How does it work?

PEPP providers can offer a maximum of six investment options, including a basic one that is low-risk and safeguards the amount invested. The basic PEPP is the default option. Its fees are capped at 1 percent of the accumulated capital per year.

People who move to another EU country can continue to contribute to the same PEPP. Whenever a consumer changes the country of residence, the provider will open a new sub-account for that country. If the provider cannot offer such option, savers have the right to switch provider free of charge.  

As pension products are taxed differently in each state, the applicable taxation will be that of the country of residence and possible tax incentives will only apply to the relevant sub-account. 

Savers who move residence outside the EU cannot continue saving on their PEPP, but they can resume contributions if they return. They would also need to ask advice about the consequences of the move on the way their savings are taxed. 

Pensions can then be paid out in a different location from where the product was purchased. 

Where to start?

Pan-European personal pension products can be offered by authorised banks, insurance companies, pension funds and wealth management firms. 

They are regulated products that can be sold to consumers only after being approved by supervisory authorities. 

As the legislation came into effect this week, only now eligible providers can submit the application for the authorisation of their products. National authorities have then three months to make a decision. So it will still take some time before PEPPs become available on the market. 

When this will happen, the products and their features will be listed in the public register of the European Insurance and Occupational Pensions Authority (EIOPA). 

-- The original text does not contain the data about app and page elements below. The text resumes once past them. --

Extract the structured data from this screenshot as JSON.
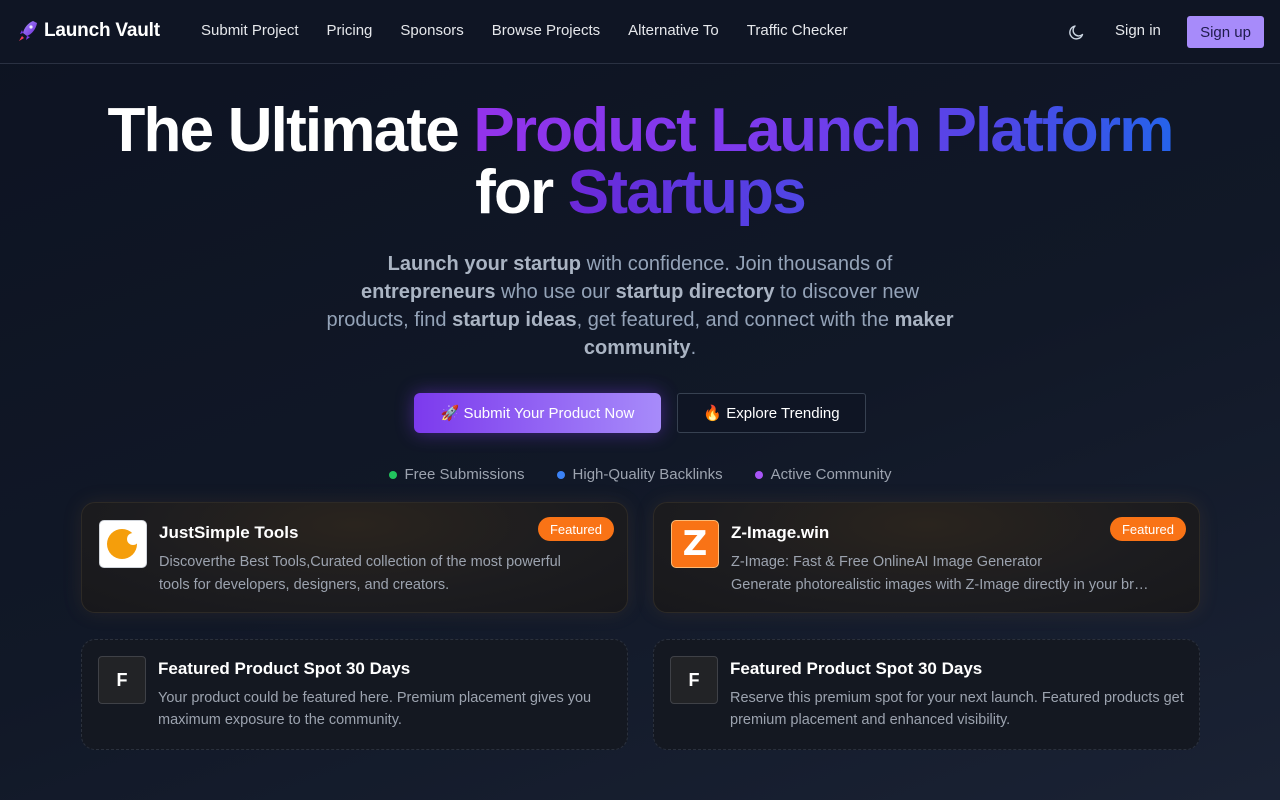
{
  "nav": {
    "brand": "Launch Vault",
    "links": [
      "Submit Project",
      "Pricing",
      "Sponsors",
      "Browse Projects",
      "Alternative To",
      "Traffic Checker"
    ],
    "theme_icon": "moon-icon",
    "signin": "Sign in",
    "signup": "Sign up"
  },
  "hero": {
    "title_part1": "The Ultimate ",
    "title_highlight": "Product Launch Platform",
    "title_part2": "for ",
    "title_highlight2": "Startups",
    "subtitle": {
      "b1": "Launch your startup",
      "t1": " with confidence. Join thousands of ",
      "b2": "entrepreneurs",
      "t2": " who use our ",
      "b3": "startup directory",
      "t3": " to discover new products, find ",
      "b4": "startup ideas",
      "t4": ", get featured, and connect with the ",
      "b5": "maker community",
      "t5": "."
    },
    "cta_primary": "🚀 Submit Your Product Now",
    "cta_secondary": "🔥 Explore Trending",
    "features": [
      {
        "label": "Free Submissions",
        "color": "#22c55e"
      },
      {
        "label": "High-Quality Backlinks",
        "color": "#3b82f6"
      },
      {
        "label": "Active Community",
        "color": "#a855f7"
      }
    ]
  },
  "featured": [
    {
      "name": "JustSimple Tools",
      "badge": "Featured",
      "desc_line1": "Discoverthe Best Tools,Curated collection of the most powerful",
      "desc_line2": "tools for developers, designers, and creators.",
      "logo_color": "#f59e0b"
    },
    {
      "name": "Z-Image.win",
      "badge": "Featured",
      "desc_line1": "Z-Image: Fast & Free OnlineAI Image Generator",
      "desc_line2": "Generate photorealistic images with Z-Image directly in your browser",
      "logo_color": "#f97316",
      "logo_letter": "Z"
    }
  ],
  "placeholders": [
    {
      "letter": "F",
      "title": "Featured Product Spot 30 Days",
      "desc": "Your product could be featured here. Premium placement gives you maximum exposure to the community."
    },
    {
      "letter": "F",
      "title": "Featured Product Spot 30 Days",
      "desc": "Reserve this premium spot for your next launch. Featured products get premium placement and enhanced visibility."
    }
  ]
}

For more information: 

This article is published in cooperation with Europe Street News, a news outlet about citizens’ rights in the EU and the UK.